        4. Taught baptismal regeneration
      4. Teachings concerning Christ
        1. Jesus was the son of Joseph and Mary
        2. Taught divine conception as opposed to virgin birth
        3. Emphasized Christ’s earthly life
        4. Jesus so fulfilled the law that God chose Him to be the Messiah 
    4. Gnosticism 
      1. General Information
        1. Name comes from the Greek word meaning “to know”    
        2. The Gnostics claimed divine knowledge
        3. The Gnostics rejected the New Testament except for the Pauline epistles and parts of the gospels 
      2. Philosophy of gnosticism
        1. Dualistic in nature      
        2. Based on the concept that all mater is evil
        3. And, all that is good is spirit 
      3. Teachings concerning creation
        1. Taught that the God of the Old Testament was a lesser god
        2. Since God is a spirit (John 4:24) and God is good; and since physical creation is matter; therefore, all matter is evil
        3. And, since a good God could not create an evil world, God had to create lesser gods (called “aeons”) who in turn created the world
        4. Christ was one of these aeons 
      4. Teachings concerning Christ
        1. Arianism
          1. Denied the deity of Christ
          2. Since Jesus was human and flesh is evil, Jesus could not be God
          3. Therefore, Jesus was indwelled by Christ (an aeon) at his baptism
          4. Scripture references: Galatians 4:4; 1Timothy 3:16
        2. Docetism
          1. Denied the humanity of Christ
          2. Since the flesh is evil, Christ only appeared to have a human body
          3. Scripture references:  1John 1:1-2; 4:2-3; 2John 1:7 
      5. Teachings concerning daily living
        1. Asceticism
          1. Denial and punishment of the flesh
          2. Since the flesh is evil, we must punish it to keep it under control
        2. Libertinism
          1. Indulgement of the flesh
          2. Since the flesh is evil, only the spirit is important
          3. Therefore, fleshly desires may be satisfied freely
David Reagan

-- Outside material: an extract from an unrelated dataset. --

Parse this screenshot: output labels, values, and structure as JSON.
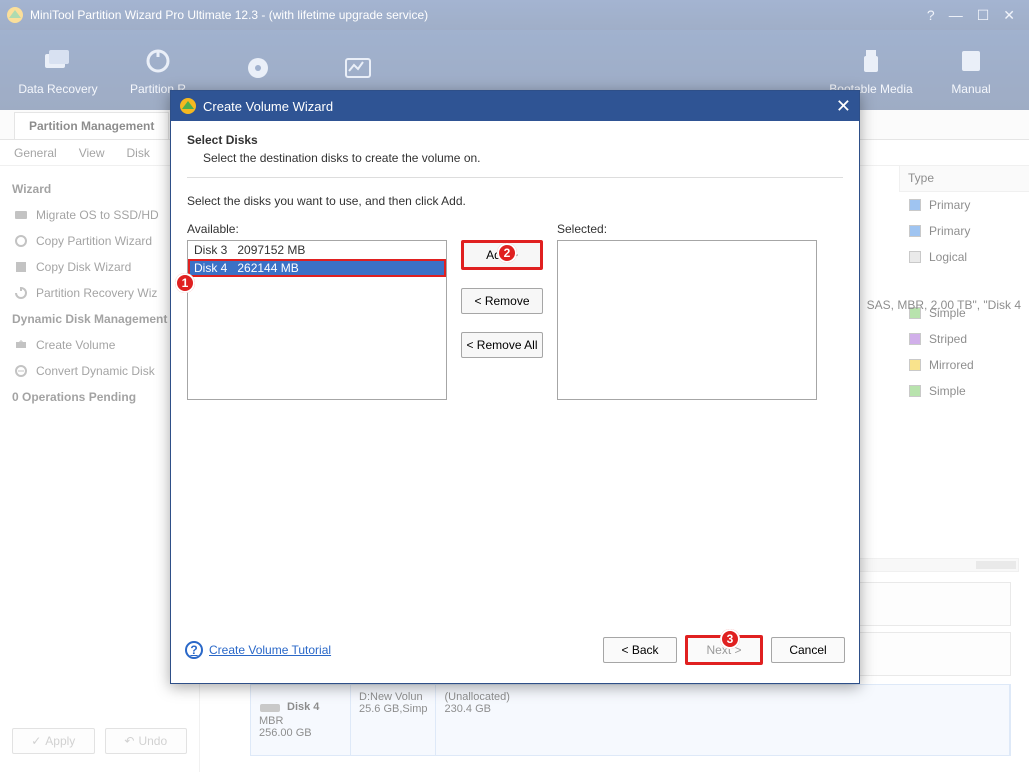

Daily Proverb

Proverbs 22:12

The eyes of the LORD preserve knowledge, and he overthroweth the words of the transgressor.